* [GOAL OF THE EXERCISE]
Reproduce all entries below verbatim. Skip the pictures.

* [RECORDS SHOWN]
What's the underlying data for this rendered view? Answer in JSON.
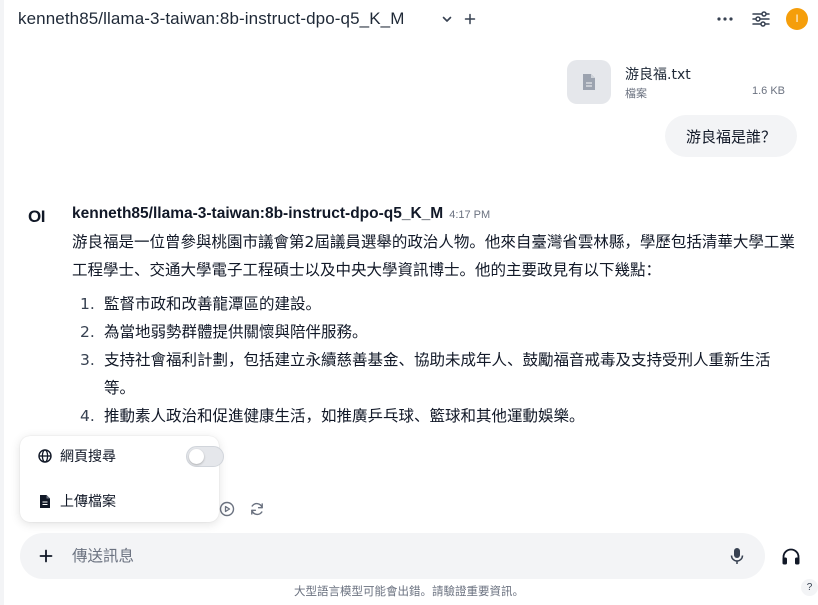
{
  "header": {
    "model_name": "kenneth85/llama-3-taiwan:8b-instruct-dpo-q5_K_M",
    "avatar_initial": "I",
    "avatar_color": "#f59e0b"
  },
  "file": {
    "name": "游良福.txt",
    "type": "檔案",
    "size": "1.6 KB"
  },
  "user_message": "游良福是誰？",
  "assistant": {
    "logo": "OI",
    "name": "kenneth85/llama-3-taiwan:8b-instruct-dpo-q5_K_M",
    "time": "4:17 PM",
    "paragraph": "游良福是一位曾參與桃園市議會第2屆議員選舉的政治人物。他來自臺灣省雲林縣，學歷包括清華大學工業工程學士、交通大學電子工程碩士以及中央大學資訊博士。他的主要政見有以下幾點：",
    "points": [
      {
        "num": "1.",
        "text": "監督市政和改善龍潭區的建設。"
      },
      {
        "num": "2.",
        "text": "為當地弱勢群體提供關懷與陪伴服務。"
      },
      {
        "num": "3.",
        "text": "支持社會福利計劃，包括建立永續慈善基金、協助未成年人、鼓勵福音戒毒及支持受刑人重新生活等。"
      },
      {
        "num": "4.",
        "text": "推動素人政治和促進健康生活，如推廣乒乓球、籃球和其他運動娛樂。"
      }
    ]
  },
  "popup": {
    "web_search_label": "網頁搜尋",
    "web_search_enabled": false,
    "upload_label": "上傳檔案"
  },
  "input": {
    "placeholder": "傳送訊息"
  },
  "footer": {
    "disclaimer": "大型語言模型可能會出錯。請驗證重要資訊。",
    "help": "?"
  }
}
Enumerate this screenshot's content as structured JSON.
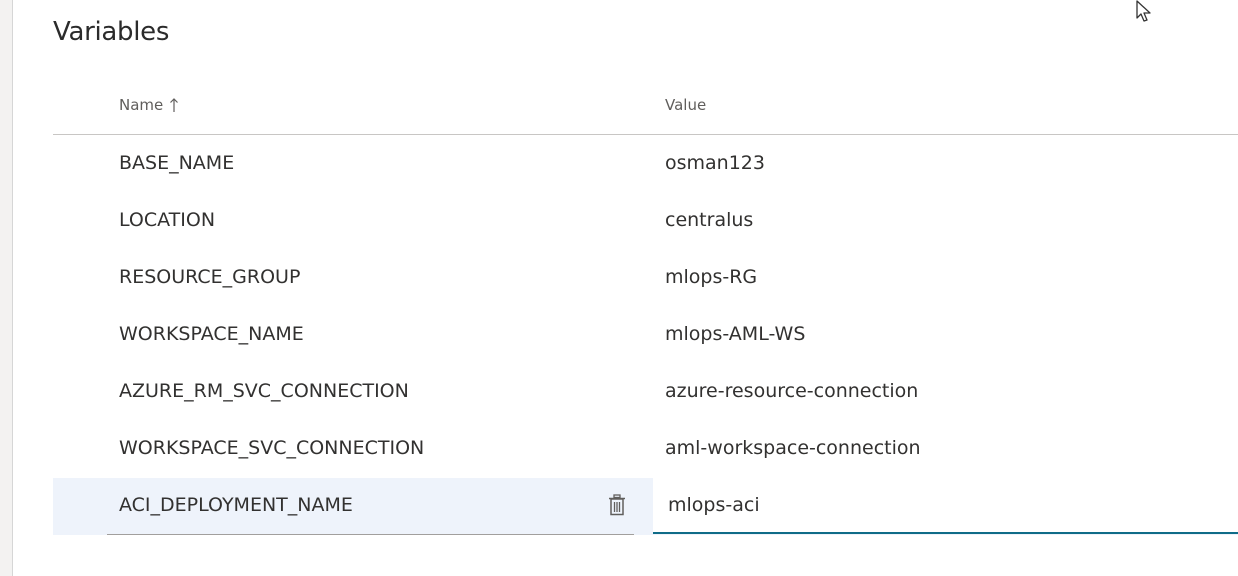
{
  "page": {
    "title": "Variables"
  },
  "table": {
    "headers": {
      "name": "Name",
      "value": "Value",
      "sort_icon": "arrow-up-icon"
    },
    "rows": [
      {
        "name": "BASE_NAME",
        "value": "osman123"
      },
      {
        "name": "LOCATION",
        "value": "centralus"
      },
      {
        "name": "RESOURCE_GROUP",
        "value": "mlops-RG"
      },
      {
        "name": "WORKSPACE_NAME",
        "value": "mlops-AML-WS"
      },
      {
        "name": "AZURE_RM_SVC_CONNECTION",
        "value": "azure-resource-connection"
      },
      {
        "name": "WORKSPACE_SVC_CONNECTION",
        "value": "aml-workspace-connection"
      }
    ],
    "selected_row": {
      "name": "ACI_DEPLOYMENT_NAME",
      "value": "mlops-aci",
      "delete_icon": "trash-icon"
    }
  },
  "colors": {
    "selected_row_bg": "#eef3fb",
    "focus_underline": "#0f6c88",
    "header_text": "#605e5c",
    "body_text": "#323130"
  },
  "icons": {
    "cursor": "mouse-pointer-icon"
  }
}
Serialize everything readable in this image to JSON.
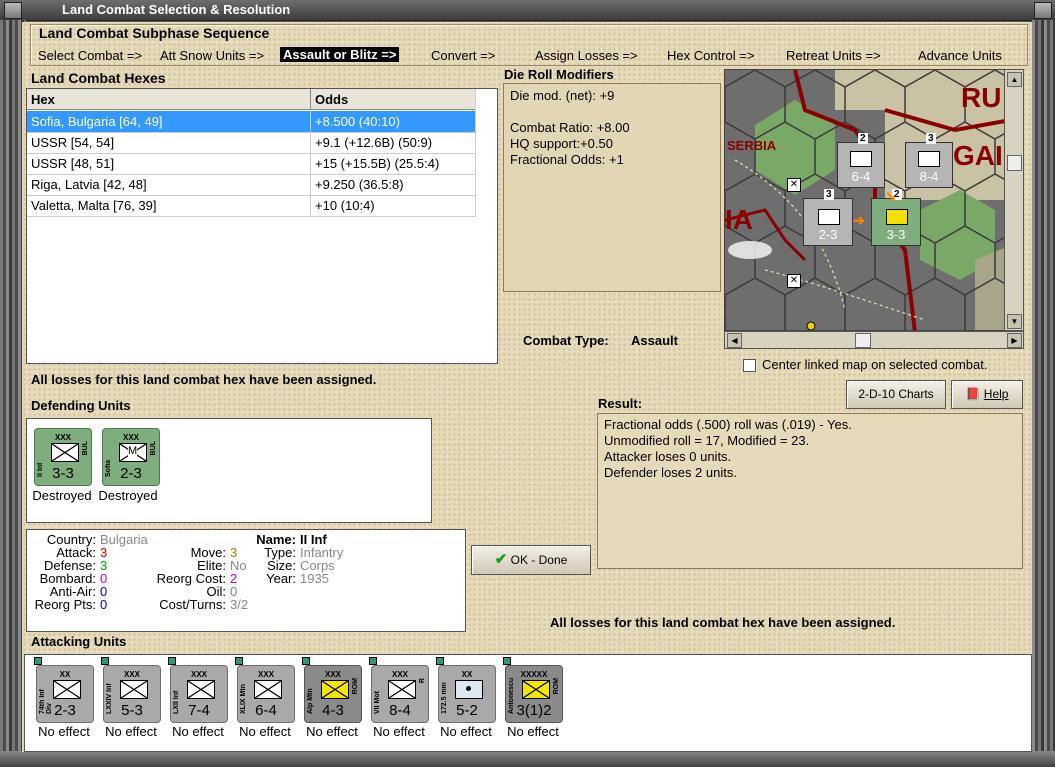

* [REPLY]
What's the underlying data for this rendered view? Answer in JSON.
{
  "header": {
    "model_name": "kenneth85/llama-3-taiwan:8b-instruct-dpo-q5_K_M",
    "avatar_initial": "I",
    "avatar_color": "#f59e0b"
  },
  "file": {
    "name": "游良福.txt",
    "type": "檔案",
    "size": "1.6 KB"
  },
  "user_message": "游良福是誰？",
  "assistant": {
    "logo": "OI",
    "name": "kenneth85/llama-3-taiwan:8b-instruct-dpo-q5_K_M",
    "time": "4:17 PM",
    "paragraph": "游良福是一位曾參與桃園市議會第2屆議員選舉的政治人物。他來自臺灣省雲林縣，學歷包括清華大學工業工程學士、交通大學電子工程碩士以及中央大學資訊博士。他的主要政見有以下幾點：",
    "points": [
      {
        "num": "1.",
        "text": "監督市政和改善龍潭區的建設。"
      },
      {
        "num": "2.",
        "text": "為當地弱勢群體提供關懷與陪伴服務。"
      },
      {
        "num": "3.",
        "text": "支持社會福利計劃，包括建立永續慈善基金、協助未成年人、鼓勵福音戒毒及支持受刑人重新生活等。"
      },
      {
        "num": "4.",
        "text": "推動素人政治和促進健康生活，如推廣乒乓球、籃球和其他運動娛樂。"
      }
    ]
  },
  "popup": {
    "web_search_label": "網頁搜尋",
    "web_search_enabled": false,
    "upload_label": "上傳檔案"
  },
  "input": {
    "placeholder": "傳送訊息"
  },
  "footer": {
    "disclaimer": "大型語言模型可能會出錯。請驗證重要資訊。",
    "help": "?"
  }
}
Enumerate this screenshot's content as structured JSON.
{
  "page": {
    "title": "Variables"
  },
  "table": {
    "headers": {
      "name": "Name",
      "value": "Value",
      "sort_icon": "arrow-up-icon"
    },
    "rows": [
      {
        "name": "BASE_NAME",
        "value": "osman123"
      },
      {
        "name": "LOCATION",
        "value": "centralus"
      },
      {
        "name": "RESOURCE_GROUP",
        "value": "mlops-RG"
      },
      {
        "name": "WORKSPACE_NAME",
        "value": "mlops-AML-WS"
      },
      {
        "name": "AZURE_RM_SVC_CONNECTION",
        "value": "azure-resource-connection"
      },
      {
        "name": "WORKSPACE_SVC_CONNECTION",
        "value": "aml-workspace-connection"
      }
    ],
    "selected_row": {
      "name": "ACI_DEPLOYMENT_NAME",
      "value": "mlops-aci",
      "delete_icon": "trash-icon"
    }
  },
  "colors": {
    "selected_row_bg": "#eef3fb",
    "focus_underline": "#0f6c88",
    "header_text": "#605e5c",
    "body_text": "#323130"
  },
  "icons": {
    "cursor": "mouse-pointer-icon"
  }
}
Serialize everything readable in this image to JSON.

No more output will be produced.